Caissie serves as an intelligence officer in the Army. Looking back at his career, he feels very fortunate, calling it an “illustrious career.”
Caissie has also been battling severe anxiety, depression and Post Traumatic Stress Disorder and sees his Invictus journey as a validation of his recovery. Being named co-captain just furthered this belief.
“It was a culmination…it was a perfect ending and start of a new era. It was a chance to inspire others to get involved as well and to show our teammates that there is a life and something else beyond their career,” commented Caissie.
He will be taking part in Cycling, Track and Field, and Wheelchair Basketball in Dusseldorf.
Recovery from a difficult diagnosis
As a 3rd generation Army brat, Mundy was ambitiously on a “vertical” career path in the military. After joining in 2002 as a private, she became a Major only 13 years later. However, in 2020, she was told the difficult news that she had Multiple Sclerosis.
“I was in shock, and it was hard,” said Mundy, who remembers grieving the diagnosis.
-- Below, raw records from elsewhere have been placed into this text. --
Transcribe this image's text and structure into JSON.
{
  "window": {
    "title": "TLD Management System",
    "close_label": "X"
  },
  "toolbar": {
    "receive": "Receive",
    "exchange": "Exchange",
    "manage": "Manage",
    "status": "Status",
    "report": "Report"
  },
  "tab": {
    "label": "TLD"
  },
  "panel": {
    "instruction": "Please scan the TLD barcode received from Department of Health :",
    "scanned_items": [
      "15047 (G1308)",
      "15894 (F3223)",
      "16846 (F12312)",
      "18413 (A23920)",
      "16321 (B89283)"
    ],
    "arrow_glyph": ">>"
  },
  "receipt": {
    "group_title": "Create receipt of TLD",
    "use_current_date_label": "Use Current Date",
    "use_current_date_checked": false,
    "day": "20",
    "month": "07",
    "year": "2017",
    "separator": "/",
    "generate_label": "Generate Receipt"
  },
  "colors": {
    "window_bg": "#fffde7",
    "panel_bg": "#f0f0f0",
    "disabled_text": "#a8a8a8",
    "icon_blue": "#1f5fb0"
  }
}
Joining the Invictus team, however, gave Mundy new life, noting it renewed confidence in herself, her leadership capability and being part of a team. It also allowed her to spread awareness of invisible injuries and her particular situation.
Considering the difficulties Mundy has endured in the last few years, becoming co-captain also felt like a validation.
“This was not a decision made in isolation. This was a decision made by coaches and executives. We know that they were watching. But to know that they were watching you and that your behaviour reflected well and well enough to take that position was everything,” said Mundy.
During the Invictus Games, she will participate in cycling, running and seated volleyball.
With the Invictus Games coming up soon, from Sept. 9-16, the co-captains and team are looking forward to putting their best foot forward.
Although Mundy jokes the team would love more time to prepare, they are also truly ready to show off their skills to the world.
“We need to do this. It’s time. We’re ready. The whole team is ready,” said Mundy. We’re going to be the best that we can be, and compete with ourselves, and be on stage for the whole country to see, and that’s what counts.”